Kenroy Peters appeals for a wicket AFP

To Ethan Peters, seven weeks old, your father presents the wicket of Dean Elgar, with a warning.

"I don't want you to become a bowler, I want you to bat. I've done the bowling."

On Boxing Day, 2014, Kenroy Peters certainly did. Although he did not have a debut as stellar as Stiaan van Zyl's last week in Centurion, Peters made a long-awaited introduction into international cricket after first bowling against a South African team almost a decade and a half ago.

"When I played my first first-class game it was against South Africa A. Ten years later, I am making my debut against South Africa," Peters remembers. In September 2000, Peters played for Windward Islands against South Africa A and picked 3 for 25 in the first innings.

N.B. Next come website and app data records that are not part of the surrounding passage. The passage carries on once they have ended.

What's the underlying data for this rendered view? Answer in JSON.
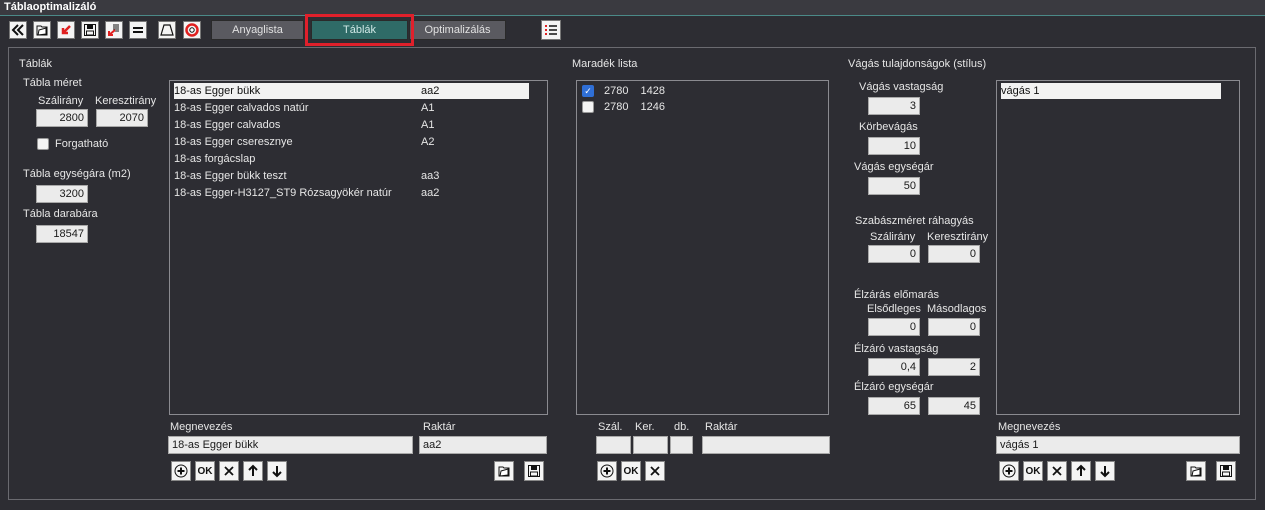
{
  "app": {
    "title": "Táblaoptimalizáló"
  },
  "tabs": [
    {
      "label": "Anyaglista"
    },
    {
      "label": "Táblák"
    },
    {
      "label": "Optimalizálás"
    }
  ],
  "tables_section": {
    "title": "Táblák",
    "size_label": "Tábla méret",
    "length_dir_label": "Szálirány",
    "cross_dir_label": "Keresztirány",
    "length_value": "2800",
    "cross_value": "2070",
    "rotatable_label": "Forgatható",
    "unit_price_label": "Tábla egységára (m2)",
    "unit_price_value": "3200",
    "piece_price_label": "Tábla darabára",
    "piece_price_value": "18547",
    "list": [
      {
        "name": "18-as Egger bükk",
        "code": "aa2"
      },
      {
        "name": "18-as Egger calvados natúr",
        "code": "A1"
      },
      {
        "name": "18-as Egger calvados",
        "code": "A1"
      },
      {
        "name": "18-as Egger cseresznye",
        "code": "A2"
      },
      {
        "name": "18-as forgácslap",
        "code": ""
      },
      {
        "name": "18-as Egger bükk teszt",
        "code": "aa3"
      },
      {
        "name": "18-as Egger-H3127_ST9 Rózsagyökér natúr",
        "code": "aa2"
      }
    ],
    "name_label": "Megnevezés",
    "warehouse_label": "Raktár",
    "name_value": "18-as Egger bükk",
    "warehouse_value": "aa2",
    "ok_label": "OK"
  },
  "remnant_section": {
    "title": "Maradék  lista",
    "items": [
      {
        "length": "2780",
        "width": "1428",
        "checked": true
      },
      {
        "length": "2780",
        "width": "1246",
        "checked": false
      }
    ],
    "len_label": "Szál.",
    "cross_label": "Ker.",
    "qty_label": "db.",
    "warehouse_label": "Raktár",
    "ok_label": "OK"
  },
  "cut_section": {
    "title": "Vágás tulajdonságok (stílus)",
    "thickness_label": "Vágás vastagság",
    "thickness_value": "3",
    "trim_label": "Körbevágás",
    "trim_value": "10",
    "unit_price_label": "Vágás egységár",
    "unit_price_value": "50",
    "allowance_label": "Szabászméret ráhagyás",
    "allowance_len_label": "Szálirány",
    "allowance_cross_label": "Keresztirány",
    "allowance_len_value": "0",
    "allowance_cross_value": "0",
    "edge_pre_label": "Élzárás előmarás",
    "primary_label": "Elsődleges",
    "secondary_label": "Másodlagos",
    "primary_value": "0",
    "secondary_value": "0",
    "edge_thick_label": "Élzáró vastagság",
    "edge_thick_1": "0,4",
    "edge_thick_2": "2",
    "edge_price_label": "Élzáró egységár",
    "edge_price_1": "65",
    "edge_price_2": "45",
    "styles": [
      {
        "name": "vágás 1"
      }
    ],
    "name_label": "Megnevezés",
    "name_value": "vágás 1",
    "ok_label": "OK"
  },
  "colors": {
    "accent": "#2f6b67",
    "highlight": "#e0202b",
    "background": "#2d2d33"
  }
}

One of his wickets was Robin Peterson, who would have played in this Test had he not hurt his finger three days before the game.

Since that day, Peters has been waiting to play for West Indies but only got his opportunity after an injury ruled Kemar Roach out of the tour. Although he is 32-years old, Peters said he never gave up on the dream to represent the islands and it came true when he was named in the starting XI and tasked with opening the bowling.

"I always believed that if I played first-class cricket and did well my chance would come," he said. "I got the joyous news that I had been called up on Saturday last week and then I was told yesterday morning that I would open the bowling. That time put me in the frame of my mind to get myself ready and also prepare myself for the days' play."

Peters' said he experienced a mixture of "joy and butterflies," and tried to calm them by reminding himself not to expect anything less than a challenge. "You just have to believe in yourself because fewer mistakes are being made by the batsman so bowlers had to work extra hard to get wickets."

On a slow Port Elizabeth track against a South African line-up well versed in the patience game, that was only more enhanced so Peters went back to basics. "The first spell was about trying to assess the conditions," he said. In doing that he saw that, "The South African batsmen are excellent batsmen but they tend to play on their back foot a lot so I tried to bowl a bit fuller and to see if I can get success from just being patient."

Ultimately that was the only way to get through South Africa and after 12 overs, Peters was rewarded when Dean Elgar chased a wide one. The discipline paid off.

Despite not bowling at a great pace, extracting great bounce or moving the ball any great amount, Peters had done what he always thought he could. He proved that with what he had, he could do well. "I always believe once I step on the cricket field I am No.1. When you are on the field, it's you and the ball. It's not about who is No.1 and No.2," he said. And then, he thought of young Ethan and dedicated the wicket to him.